And with a final button press, I had finished my Native American Literature essay, which included one reference to My Little Pony: Friendship is Magic and ended with a call to arms: We need to travel back in time and assassinate Andrew Jackson before it's too late.
Thus, my college education ends (at least for now), and all I have to do is wrap up a single final and then head home for a well deserved, relaxing vacation at home before coming back up for summer school. But that's all boring stuff that no one cares about: Lets instead talk about everyone's favorite thing ever: Writing!
Writing news has never been more exciting. Sometime next week, my beta-readers will get back to me on Debris Dreams sequel - Shattered Sky. In the near future, I will get to do a guest blogspot (hopefully!) and the sketch of my novel's cover will hit the internet like a face-full of sexy, awesome buckshot. And in the interim, I am splitting my working time between Luna's Lament (which has required a great deal of research in underwater weapons, oddly enough) and looking through an older idea of mine: A Rat's Tale!
A Rat's Tale was an idea that struck me while re-reading an old webcomic called Sluggy Freelance (14 years old and going strong!) wherein the main characters are shocked when their lame friend, Sam, turns out to be a FREAKING VAMPIRE. It was a legitimate shock and marked a turning point in the comic, for me at least, when I realized it had real story arcs and not just a series of throwaway (but funny!) jokes. And it lead to one of my favorite lines ever.
The scene: Our heroes have been captured by a clan of vampires and are forced to watch two other people be transformed. The man becomes tall and muscular, while the woman becomes...statuesque, to say the least. One of the main characters comments, "Wow, you should sell that on prime time TV."
To which the vampire's leader responds, "Do you really think humans will sell their immortal souls just to be beautiful and skinny without having to work for...it..." And then she turns to her assistant, who says, "I'm already scheduling the infomercial."
And so, A Rat's Tale takes place in the near future. Humanity has discovered that "metahumans" (or mets) live amongst them, and have for thousands of years. Vampires and a plethora of lycanthrope types (were-bear, were-wolf, were-cat) are real and are ready to become legitimate. Initially, things were tense, but an artificial blood supplement has made vampirisim sustainable on a large scale.

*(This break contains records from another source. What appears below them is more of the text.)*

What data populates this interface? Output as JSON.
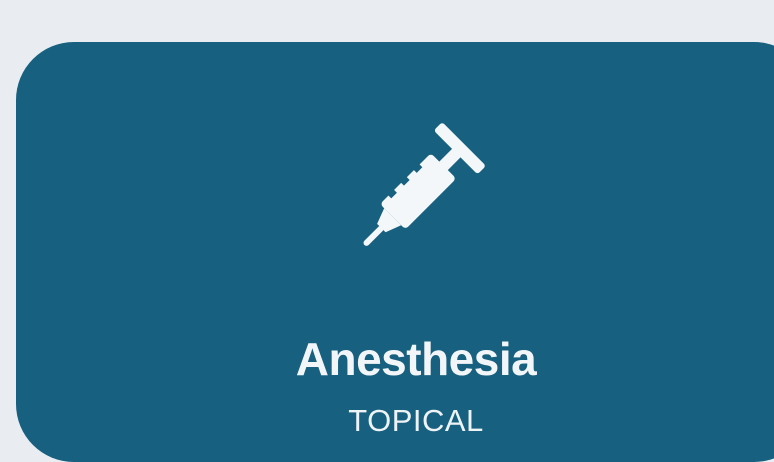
{
  "card": {
    "icon": "syringe-icon",
    "title": "Anesthesia",
    "subtitle": "TOPICAL",
    "colors": {
      "card_background": "#17607f",
      "page_background": "#e9edf1",
      "text": "#f3f6f8"
    }
  }
}
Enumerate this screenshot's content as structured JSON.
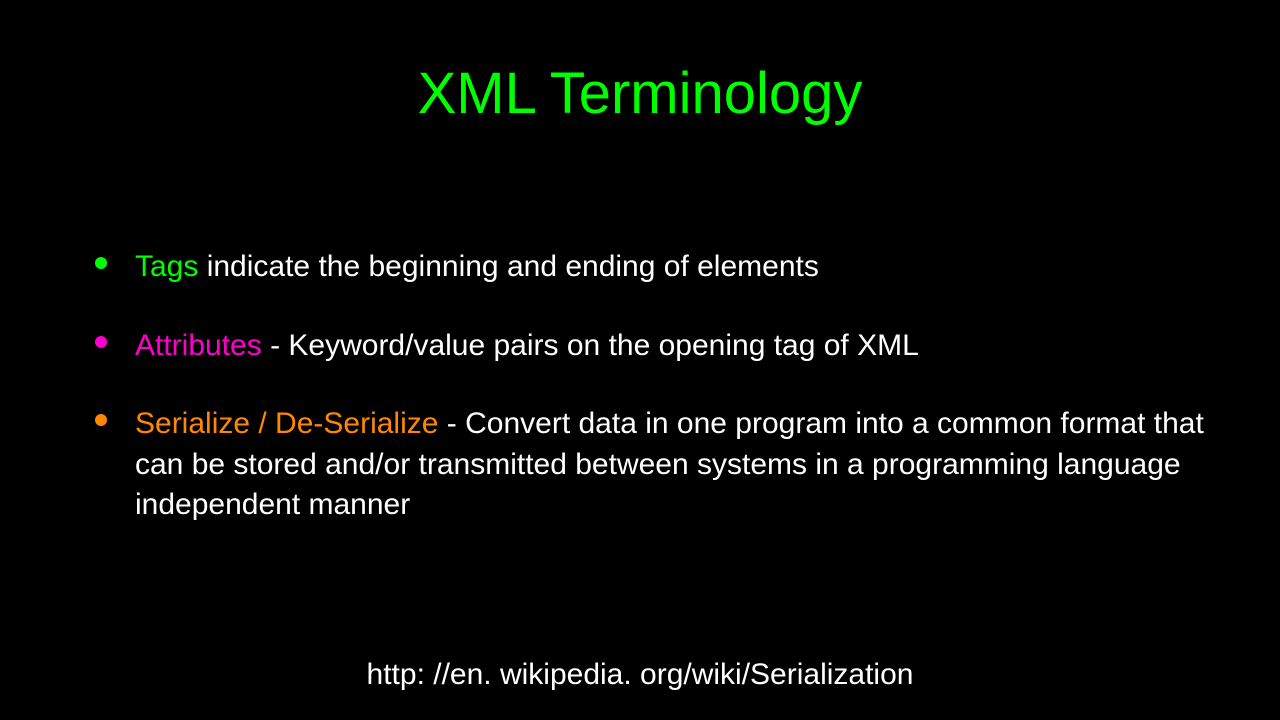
{
  "title": "XML Terminology",
  "bullets": [
    {
      "term": "Tags",
      "description": " indicate the beginning and ending of elements"
    },
    {
      "term": "Attributes",
      "description": " - Keyword/value pairs on the opening tag of XML"
    },
    {
      "term": "Serialize / De-Serialize",
      "description": " - Convert data in one program into a common format that can be stored and/or transmitted between systems in a programming language independent manner"
    }
  ],
  "footer_link": "http: //en. wikipedia. org/wiki/Serialization"
}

Suddenly, becoming a bloodsucker is the hippest fashion choice, and the best health plan available: You never age, are hard to kill, and look awesome.
For those who can't afford (or don't want to give up sunlight) vampirism, there is lycanthropy and a suitable drug that inhibits the wild frenzy of the Lunar cycle. Of course, there is a downside to each animal type: Werewolves are not immortal, but they do live a long time. Werebears live shorter lives, but they're stronger and larger.
And finally, if you are strapped for cash and absolutely have to become a met (for example, if you have inoperable brain cancer or want to live an extra century) you can go for the "economy" version of metahumanity: The were-rat.
But not is all as it seems. Our heroine - a teenage street urchin named Qiwi - happens to stumble on a information trade gone wrong. A shootout occurs, and Qiwi is left bleeding to death. When she wakes up, she finds that a black market doctor has "saved" her by turning her into a were-rat. Needless to say, she's not happy...and she's even less happy when she finds that her witnessing the assassination has brought her under fire as well. But even as Qiwi struggles to escape the threat, she learns that the fate of the world may hang in the balance...conspiracy, murder and a bid for global domination all await in the telling of A Rat's Tale.
I thought it sounded neat, at least.
Still, I should really get back to studying for my final...final. Wish me luck!